**The problem:**
A complete, word-for-word restatement of the entries is needed.

Saved entries
════

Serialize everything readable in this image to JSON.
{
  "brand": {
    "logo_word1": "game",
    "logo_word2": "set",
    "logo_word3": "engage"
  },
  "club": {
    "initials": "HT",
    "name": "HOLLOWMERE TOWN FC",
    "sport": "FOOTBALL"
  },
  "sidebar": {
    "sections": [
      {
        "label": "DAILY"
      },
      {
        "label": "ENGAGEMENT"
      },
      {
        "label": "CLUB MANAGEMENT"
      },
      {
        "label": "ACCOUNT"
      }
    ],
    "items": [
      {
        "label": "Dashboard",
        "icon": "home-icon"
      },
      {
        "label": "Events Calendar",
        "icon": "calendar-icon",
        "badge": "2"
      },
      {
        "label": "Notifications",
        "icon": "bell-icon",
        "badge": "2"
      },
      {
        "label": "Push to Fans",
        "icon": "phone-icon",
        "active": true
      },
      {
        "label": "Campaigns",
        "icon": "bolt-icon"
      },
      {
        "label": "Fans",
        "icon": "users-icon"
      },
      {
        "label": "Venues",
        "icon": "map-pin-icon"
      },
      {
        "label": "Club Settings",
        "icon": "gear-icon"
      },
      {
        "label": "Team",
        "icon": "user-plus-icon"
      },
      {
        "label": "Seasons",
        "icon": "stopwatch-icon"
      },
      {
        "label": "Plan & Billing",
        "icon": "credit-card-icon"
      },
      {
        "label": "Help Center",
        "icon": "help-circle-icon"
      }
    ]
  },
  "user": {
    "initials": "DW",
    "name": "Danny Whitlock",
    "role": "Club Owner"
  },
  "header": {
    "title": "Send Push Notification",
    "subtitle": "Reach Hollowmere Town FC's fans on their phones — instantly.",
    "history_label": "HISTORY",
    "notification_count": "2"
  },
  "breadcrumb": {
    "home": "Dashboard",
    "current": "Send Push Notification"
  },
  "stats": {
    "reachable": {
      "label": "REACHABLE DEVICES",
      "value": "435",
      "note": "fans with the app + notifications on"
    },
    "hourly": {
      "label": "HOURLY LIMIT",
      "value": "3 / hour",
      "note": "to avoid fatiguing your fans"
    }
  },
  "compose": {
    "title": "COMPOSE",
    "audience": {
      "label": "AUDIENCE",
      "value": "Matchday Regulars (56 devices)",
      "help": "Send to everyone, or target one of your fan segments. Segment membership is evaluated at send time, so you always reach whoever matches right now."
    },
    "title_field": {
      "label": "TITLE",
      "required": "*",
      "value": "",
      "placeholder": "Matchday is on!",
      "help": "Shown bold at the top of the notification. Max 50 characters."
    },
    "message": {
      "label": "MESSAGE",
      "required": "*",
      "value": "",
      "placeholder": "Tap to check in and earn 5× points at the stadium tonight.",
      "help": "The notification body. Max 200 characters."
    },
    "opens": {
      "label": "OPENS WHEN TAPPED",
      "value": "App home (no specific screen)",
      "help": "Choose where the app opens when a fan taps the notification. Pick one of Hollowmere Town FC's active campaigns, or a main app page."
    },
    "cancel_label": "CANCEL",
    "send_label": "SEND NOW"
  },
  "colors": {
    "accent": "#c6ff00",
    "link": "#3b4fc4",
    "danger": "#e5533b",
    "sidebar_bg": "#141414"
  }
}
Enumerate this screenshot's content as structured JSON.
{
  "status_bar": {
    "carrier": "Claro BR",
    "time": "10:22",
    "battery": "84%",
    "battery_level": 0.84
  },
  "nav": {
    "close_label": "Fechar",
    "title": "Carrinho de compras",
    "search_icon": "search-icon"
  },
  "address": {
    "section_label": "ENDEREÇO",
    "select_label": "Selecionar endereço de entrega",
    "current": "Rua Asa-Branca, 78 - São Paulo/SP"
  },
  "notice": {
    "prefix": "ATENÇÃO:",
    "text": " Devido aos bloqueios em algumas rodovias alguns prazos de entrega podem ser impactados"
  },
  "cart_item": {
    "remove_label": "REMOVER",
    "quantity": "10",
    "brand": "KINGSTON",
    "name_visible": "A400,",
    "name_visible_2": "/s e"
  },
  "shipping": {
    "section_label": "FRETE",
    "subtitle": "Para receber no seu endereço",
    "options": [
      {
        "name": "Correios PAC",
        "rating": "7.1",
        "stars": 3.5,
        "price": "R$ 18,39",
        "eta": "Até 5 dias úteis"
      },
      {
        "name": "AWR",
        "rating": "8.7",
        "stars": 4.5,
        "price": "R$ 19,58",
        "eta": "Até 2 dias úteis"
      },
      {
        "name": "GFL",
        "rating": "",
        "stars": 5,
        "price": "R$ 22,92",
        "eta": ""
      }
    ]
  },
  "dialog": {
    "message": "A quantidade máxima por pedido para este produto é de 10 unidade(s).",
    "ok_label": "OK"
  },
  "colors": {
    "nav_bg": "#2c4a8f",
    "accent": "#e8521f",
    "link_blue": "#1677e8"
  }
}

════

**Exercise output:**
Serialize everything readable in this image to JSON.
{
  "brand": {
    "logo_word1": "game",
    "logo_word2": "set",
    "logo_word3": "engage"
  },
  "club": {
    "initials": "HT",
    "name": "HOLLOWMERE TOWN FC",
    "sport": "FOOTBALL"
  },
  "sidebar": {
    "sections": [
      {
        "label": "DAILY"
      },
      {
        "label": "ENGAGEMENT"
      },
      {
        "label": "CLUB MANAGEMENT"
      },
      {
        "label": "ACCOUNT"
      }
    ],
    "items": [
      {
        "label": "Dashboard",
        "icon": "home-icon"
      },
      {
        "label": "Events Calendar",
        "icon": "calendar-icon",
        "badge": "2"
      },
      {
        "label": "Notifications",
        "icon": "bell-icon",
        "badge": "2"
      },
      {
        "label": "Push to Fans",
        "icon": "phone-icon",
        "active": true
      },
      {
        "label": "Campaigns",
        "icon": "bolt-icon"
      },
      {
        "label": "Fans",
        "icon": "users-icon"
      },
      {
        "label": "Venues",
        "icon": "map-pin-icon"
      },
      {
        "label": "Club Settings",
        "icon": "gear-icon"
      },
      {
        "label": "Team",
        "icon": "user-plus-icon"
      },
      {
        "label": "Seasons",
        "icon": "stopwatch-icon"
      },
      {
        "label": "Plan & Billing",
        "icon": "credit-card-icon"
      },
      {
        "label": "Help Center",
        "icon": "help-circle-icon"
      }
    ]
  },
  "user": {
    "initials": "DW",
    "name": "Danny Whitlock",
    "role": "Club Owner"
  },
  "header": {
    "title": "Send Push Notification",
    "subtitle": "Reach Hollowmere Town FC's fans on their phones — instantly.",
    "history_label": "HISTORY",
    "notification_count": "2"
  },
  "breadcrumb": {
    "home": "Dashboard",
    "current": "Send Push Notification"
  },
  "stats": {
    "reachable": {
      "label": "REACHABLE DEVICES",
      "value": "435",
      "note": "fans with the app + notifications on"
    },
    "hourly": {
      "label": "HOURLY LIMIT",
      "value": "3 / hour",
      "note": "to avoid fatiguing your fans"
    }
  },
  "compose": {
    "title": "COMPOSE",
    "audience": {
      "label": "AUDIENCE",
      "value": "Matchday Regulars (56 devices)",
      "help": "Send to everyone, or target one of your fan segments. Segment membership is evaluated at send time, so you always reach whoever matches right now."
    },
    "title_field": {
      "label": "TITLE",
      "required": "*",
      "value": "",
      "placeholder": "Matchday is on!",
      "help": "Shown bold at the top of the notification. Max 50 characters."
    },
    "message": {
      "label": "MESSAGE",
      "required": "*",
      "value": "",
      "placeholder": "Tap to check in and earn 5× points at the stadium tonight.",
      "help": "The notification body. Max 200 characters."
    },
    "opens": {
      "label": "OPENS WHEN TAPPED",
      "value": "App home (no specific screen)",
      "help": "Choose where the app opens when a fan taps the notification. Pick one of Hollowmere Town FC's active campaigns, or a main app page."
    },
    "cancel_label": "CANCEL",
    "send_label": "SEND NOW"
  },
  "colors": {
    "accent": "#c6ff00",
    "link": "#3b4fc4",
    "danger": "#e5533b",
    "sidebar_bg": "#141414"
  }
}
Enumerate this screenshot's content as structured JSON.
{
  "status_bar": {
    "carrier": "Claro BR",
    "time": "10:22",
    "battery": "84%",
    "battery_level": 0.84
  },
  "nav": {
    "close_label": "Fechar",
    "title": "Carrinho de compras",
    "search_icon": "search-icon"
  },
  "address": {
    "section_label": "ENDEREÇO",
    "select_label": "Selecionar endereço de entrega",
    "current": "Rua Asa-Branca, 78 - São Paulo/SP"
  },
  "notice": {
    "prefix": "ATENÇÃO:",
    "text": " Devido aos bloqueios em algumas rodovias alguns prazos de entrega podem ser impactados"
  },
  "cart_item": {
    "remove_label": "REMOVER",
    "quantity": "10",
    "brand": "KINGSTON",
    "name_visible": "A400,",
    "name_visible_2": "/s e"
  },
  "shipping": {
    "section_label": "FRETE",
    "subtitle": "Para receber no seu endereço",
    "options": [
      {
        "name": "Correios PAC",
        "rating": "7.1",
        "stars": 3.5,
        "price": "R$ 18,39",
        "eta": "Até 5 dias úteis"
      },
      {
        "name": "AWR",
        "rating": "8.7",
        "stars": 4.5,
        "price": "R$ 19,58",
        "eta": "Até 2 dias úteis"
      },
      {
        "name": "GFL",
        "rating": "",
        "stars": 5,
        "price": "R$ 22,92",
        "eta": ""
      }
    ]
  },
  "dialog": {
    "message": "A quantidade máxima por pedido para este produto é de 10 unidade(s).",
    "ok_label": "OK"
  },
  "colors": {
    "nav_bg": "#2c4a8f",
    "accent": "#e8521f",
    "link_blue": "#1677e8"
  }
}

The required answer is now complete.